So, this speaker was saying that to believe in Christ one must turn from their sin and follow Christ. If a person falls into carnality, that person never trusted in Christ to begin with. To get to this point by using Matt 10:22 as a proof text, the pastor needs to totally ignore the context of the verse and use poor interpretation techniques to arrive at the conclusion.
How should this passage really be interpreted?
The Free Grace group would see this passage quite differently.
First, the word that the pastor used in his quote “perseverance” is not in the Matt 10:22. The word used is translated “endurance” in the New King James, New American Standard, and the English Standard versions. In the New International Version, it is translated “stands firm.” The pastor used perseverance because that is the word used to convey the Lordship Salvation slogan.
Second, Matt 10:22 does not speak of soul salvation at all, but it speaking of enduring persecution. This passage occurs in the context of Jesus sending His disciples out on their first missionary trip. In giving them instructions, Jesus is telling them they will be persecuted. In fact they will be hated by everyone because of Jesus. Rather than receiving glory for their association with Christ, the disciples will undergo suffering, betrayal, and hardship. “Who endures to the end” refers to those who remain faithful to Jesus until the persecution ends. “This one will be saved” means to be “delivered by God.” This will end with the return of the Lord (v. 23). Thus, the passage actually has nothing to do with salvation from sin but from persecution (one way or the other).

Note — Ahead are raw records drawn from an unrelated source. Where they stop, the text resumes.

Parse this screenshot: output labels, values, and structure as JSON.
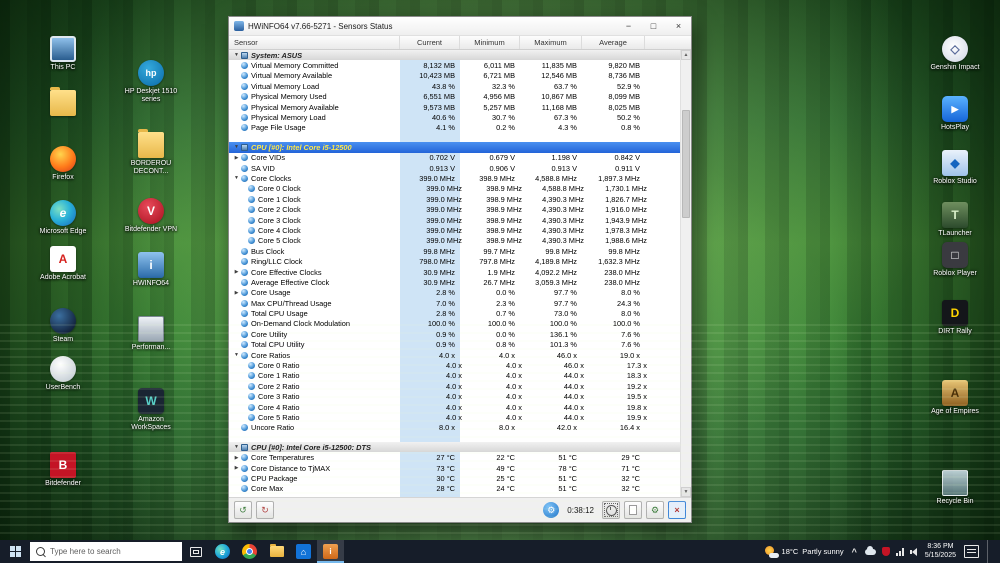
{
  "colors": {
    "current_column_highlight": "#cfe4f6",
    "selected_row": "#2a6ee0",
    "selected_row_text": "#ffe94a",
    "taskbar_background": "#161d29"
  },
  "window": {
    "title": "HWiNFO64 v7.66-5271 - Sensors Status",
    "controls": {
      "minimize": "−",
      "maximize": "□",
      "close": "×"
    },
    "columns": [
      "Sensor",
      "Current",
      "Minimum",
      "Maximum",
      "Average"
    ],
    "statusbar": {
      "timer": "0:38:12"
    },
    "rows": [
      {
        "t": "g",
        "label": "System: ASUS",
        "exp": "down"
      },
      {
        "t": "d",
        "label": "Virtual Memory Committed",
        "v": [
          "8,132 MB",
          "6,011 MB",
          "11,835 MB",
          "9,820 MB"
        ]
      },
      {
        "t": "d",
        "label": "Virtual Memory Available",
        "v": [
          "10,423 MB",
          "6,721 MB",
          "12,546 MB",
          "8,736 MB"
        ]
      },
      {
        "t": "d",
        "label": "Virtual Memory Load",
        "v": [
          "43.8 %",
          "32.3 %",
          "63.7 %",
          "52.9 %"
        ]
      },
      {
        "t": "d",
        "label": "Physical Memory Used",
        "v": [
          "6,551 MB",
          "4,956 MB",
          "10,867 MB",
          "8,099 MB"
        ]
      },
      {
        "t": "d",
        "label": "Physical Memory Available",
        "v": [
          "9,573 MB",
          "5,257 MB",
          "11,168 MB",
          "8,025 MB"
        ]
      },
      {
        "t": "d",
        "label": "Physical Memory Load",
        "v": [
          "40.6 %",
          "30.7 %",
          "67.3 %",
          "50.2 %"
        ]
      },
      {
        "t": "d",
        "label": "Page File Usage",
        "v": [
          "4.1 %",
          "0.2 %",
          "4.3 %",
          "0.8 %"
        ]
      },
      {
        "t": "sp"
      },
      {
        "t": "g",
        "label": "CPU [#0]: Intel Core i5-12500",
        "exp": "down",
        "sel": true
      },
      {
        "t": "d",
        "label": "Core VIDs",
        "exp": "right",
        "v": [
          "0.702 V",
          "0.679 V",
          "1.198 V",
          "0.842 V"
        ]
      },
      {
        "t": "d",
        "label": "SA VID",
        "v": [
          "0.913 V",
          "0.906 V",
          "0.913 V",
          "0.911 V"
        ]
      },
      {
        "t": "d",
        "label": "Core Clocks",
        "exp": "down",
        "v": [
          "399.0 MHz",
          "398.9 MHz",
          "4,588.8 MHz",
          "1,897.3 MHz"
        ]
      },
      {
        "t": "d",
        "ind": 1,
        "label": "Core 0 Clock",
        "v": [
          "399.0 MHz",
          "398.9 MHz",
          "4,588.8 MHz",
          "1,730.1 MHz"
        ]
      },
      {
        "t": "d",
        "ind": 1,
        "label": "Core 1 Clock",
        "v": [
          "399.0 MHz",
          "398.9 MHz",
          "4,390.3 MHz",
          "1,826.7 MHz"
        ]
      },
      {
        "t": "d",
        "ind": 1,
        "label": "Core 2 Clock",
        "v": [
          "399.0 MHz",
          "398.9 MHz",
          "4,390.3 MHz",
          "1,916.0 MHz"
        ]
      },
      {
        "t": "d",
        "ind": 1,
        "label": "Core 3 Clock",
        "v": [
          "399.0 MHz",
          "398.9 MHz",
          "4,390.3 MHz",
          "1,943.9 MHz"
        ]
      },
      {
        "t": "d",
        "ind": 1,
        "label": "Core 4 Clock",
        "v": [
          "399.0 MHz",
          "398.9 MHz",
          "4,390.3 MHz",
          "1,978.3 MHz"
        ]
      },
      {
        "t": "d",
        "ind": 1,
        "label": "Core 5 Clock",
        "v": [
          "399.0 MHz",
          "398.9 MHz",
          "4,390.3 MHz",
          "1,988.6 MHz"
        ]
      },
      {
        "t": "d",
        "label": "Bus Clock",
        "v": [
          "99.8 MHz",
          "99.7 MHz",
          "99.8 MHz",
          "99.8 MHz"
        ]
      },
      {
        "t": "d",
        "label": "Ring/LLC Clock",
        "v": [
          "798.0 MHz",
          "797.8 MHz",
          "4,189.8 MHz",
          "1,632.3 MHz"
        ]
      },
      {
        "t": "d",
        "label": "Core Effective Clocks",
        "exp": "right",
        "v": [
          "30.9 MHz",
          "1.9 MHz",
          "4,092.2 MHz",
          "238.0 MHz"
        ]
      },
      {
        "t": "d",
        "label": "Average Effective Clock",
        "v": [
          "30.9 MHz",
          "26.7 MHz",
          "3,059.3 MHz",
          "238.0 MHz"
        ]
      },
      {
        "t": "d",
        "label": "Core Usage",
        "exp": "right",
        "v": [
          "2.8 %",
          "0.0 %",
          "97.7 %",
          "8.0 %"
        ]
      },
      {
        "t": "d",
        "label": "Max CPU/Thread Usage",
        "v": [
          "7.0 %",
          "2.3 %",
          "97.7 %",
          "24.3 %"
        ]
      },
      {
        "t": "d",
        "label": "Total CPU Usage",
        "v": [
          "2.8 %",
          "0.7 %",
          "73.0 %",
          "8.0 %"
        ]
      },
      {
        "t": "d",
        "label": "On-Demand Clock Modulation",
        "v": [
          "100.0 %",
          "100.0 %",
          "100.0 %",
          "100.0 %"
        ]
      },
      {
        "t": "d",
        "label": "Core Utility",
        "v": [
          "0.9 %",
          "0.0 %",
          "136.1 %",
          "7.6 %"
        ]
      },
      {
        "t": "d",
        "label": "Total CPU Utility",
        "v": [
          "0.9 %",
          "0.8 %",
          "101.3 %",
          "7.6 %"
        ]
      },
      {
        "t": "d",
        "label": "Core Ratios",
        "exp": "down",
        "v": [
          "4.0 x",
          "4.0 x",
          "46.0 x",
          "19.0 x"
        ]
      },
      {
        "t": "d",
        "ind": 1,
        "label": "Core 0 Ratio",
        "v": [
          "4.0 x",
          "4.0 x",
          "46.0 x",
          "17.3 x"
        ]
      },
      {
        "t": "d",
        "ind": 1,
        "label": "Core 1 Ratio",
        "v": [
          "4.0 x",
          "4.0 x",
          "44.0 x",
          "18.3 x"
        ]
      },
      {
        "t": "d",
        "ind": 1,
        "label": "Core 2 Ratio",
        "v": [
          "4.0 x",
          "4.0 x",
          "44.0 x",
          "19.2 x"
        ]
      },
      {
        "t": "d",
        "ind": 1,
        "label": "Core 3 Ratio",
        "v": [
          "4.0 x",
          "4.0 x",
          "44.0 x",
          "19.5 x"
        ]
      },
      {
        "t": "d",
        "ind": 1,
        "label": "Core 4 Ratio",
        "v": [
          "4.0 x",
          "4.0 x",
          "44.0 x",
          "19.8 x"
        ]
      },
      {
        "t": "d",
        "ind": 1,
        "label": "Core 5 Ratio",
        "v": [
          "4.0 x",
          "4.0 x",
          "44.0 x",
          "19.9 x"
        ]
      },
      {
        "t": "d",
        "label": "Uncore Ratio",
        "v": [
          "8.0 x",
          "8.0 x",
          "42.0 x",
          "16.4 x"
        ]
      },
      {
        "t": "sp"
      },
      {
        "t": "g",
        "label": "CPU [#0]: Intel Core i5-12500: DTS",
        "exp": "down"
      },
      {
        "t": "d",
        "label": "Core Temperatures",
        "exp": "right",
        "v": [
          "27 °C",
          "22 °C",
          "51 °C",
          "29 °C"
        ]
      },
      {
        "t": "d",
        "label": "Core Distance to TjMAX",
        "exp": "right",
        "v": [
          "73 °C",
          "49 °C",
          "78 °C",
          "71 °C"
        ]
      },
      {
        "t": "d",
        "label": "CPU Package",
        "v": [
          "30 °C",
          "25 °C",
          "51 °C",
          "32 °C"
        ]
      },
      {
        "t": "d",
        "label": "Core Max",
        "v": [
          "28 °C",
          "24 °C",
          "51 °C",
          "32 °C"
        ]
      }
    ]
  },
  "desktop": {
    "left_col1": [
      {
        "label": "This PC",
        "icon": "this-pc"
      },
      {
        "label": "",
        "icon": "folder"
      },
      {
        "label": "Firefox",
        "icon": "firefox"
      },
      {
        "label": "Microsoft Edge",
        "icon": "edge"
      },
      {
        "label": "Adobe Acrobat",
        "icon": "acrobat"
      },
      {
        "label": "Steam",
        "icon": "steam"
      },
      {
        "label": "UserBench",
        "icon": "userbench"
      },
      {
        "label": "Bitdefender",
        "icon": "bitdefender"
      }
    ],
    "left_col2": [
      {
        "label": "HP Deskjet 1510 series",
        "icon": "hp"
      },
      {
        "label": "BORDEROU DECONT...",
        "icon": "folder"
      },
      {
        "label": "Bitdefender VPN",
        "icon": "bvpn"
      },
      {
        "label": "HWINFO64",
        "icon": "hwinfo"
      },
      {
        "label": "Performan...",
        "icon": "perf"
      },
      {
        "label": "Amazon WorkSpaces",
        "icon": "aws"
      }
    ],
    "right_col": [
      {
        "label": "Genshin Impact",
        "icon": "genshin"
      },
      {
        "label": "HotsPlay",
        "icon": "hotsplay"
      },
      {
        "label": "Roblox Studio",
        "icon": "rstudio"
      },
      {
        "label": "TLauncher",
        "icon": "tlauncher"
      },
      {
        "label": "Roblox Player",
        "icon": "rplayer"
      },
      {
        "label": "DIRT Rally",
        "icon": "dirt"
      },
      {
        "label": "Age of Empires",
        "icon": "aoe"
      },
      {
        "label": "Recycle Bin",
        "icon": "recycle"
      }
    ]
  },
  "icon_glyphs": {
    "edge": "e",
    "acrobat": "A",
    "bitdefender": "B",
    "hp": "hp",
    "bvpn": "V",
    "hwinfo": "i",
    "aws": "W",
    "genshin": "◇",
    "hotsplay": "▶",
    "rstudio": "◆",
    "tlauncher": "T",
    "rplayer": "□",
    "dirt": "D",
    "aoe": "A",
    "store": "⌂",
    "chrome": "",
    "file-explorer": "",
    "task-view": "",
    "this-pc": "",
    "folder": "",
    "firefox": "",
    "steam": "",
    "userbench": "",
    "perf": "",
    "recycle": ""
  },
  "taskbar": {
    "search_placeholder": "Type here to search",
    "apps": [
      {
        "name": "task-view",
        "active": false
      },
      {
        "name": "edge",
        "active": false
      },
      {
        "name": "chrome",
        "active": false
      },
      {
        "name": "file-explorer",
        "active": false
      },
      {
        "name": "store",
        "active": false
      },
      {
        "name": "hwinfo",
        "active": true
      }
    ],
    "tray": {
      "weather_temp": "18°C",
      "weather_desc": "Partly sunny",
      "caret": "^",
      "time": "8:36 PM",
      "date": "5/15/2025"
    }
  }
}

Second, the passage is specifically talking about the faithful endurance of His ambassadors during the time of persecution in the Tribulation (Matt 24:13; Dan 12:12-13). Matthew 10:16–22 may have included predictions of future persecution originally part of the Olivet discourse (Matt 24:9, 13; Luke 21:12) in order (1) to place all “mission” sayings together, and (2) to use the mission of the Twelve as a paradigm for the mission of the church. Alternatively, Jesus may have repeated these warnings in His discourse about the end times (Matt 24).
This passage is an exhortation to be faithful in persecution in a threefold way.
- First, the enduring of persecution. Persecutions can be endured. They are not eternal and they are not intolerable. Therefore, be loyal.
- Second, the ending of persecution. “To the end” indicates that the trial will end someday. Trials are not forever. Therefore, be faithful.
- Third, the escaping from persecution. “Will be saved.” Deliverance comes from faithfulness in endurance. That deliverance may sometimes be the ending of life and escape to heaven. Whatever the case, it will be a rewarding saving from the persecution, if one has been loyal and faithful in experiencing persecution. Therefore, be committed.
We are called to be loyal to Christ, faithful to the Word, and committed to His mission—but we are saved before these aspects are fully implemented in our lives. These are life-long endeavors. Thus, Free Grace sees a distinction between salvation and growth while Lordship Salvation merges them together.
We need to carefully approach the Scripture and we must exercise discernment when listening to the teaching of others. The study of the Bible takes effort. It takes diligent work. Just because a pastor comes from a large church and is very popular does not mean that due diligence is being used in the interpretation and application of Scripture.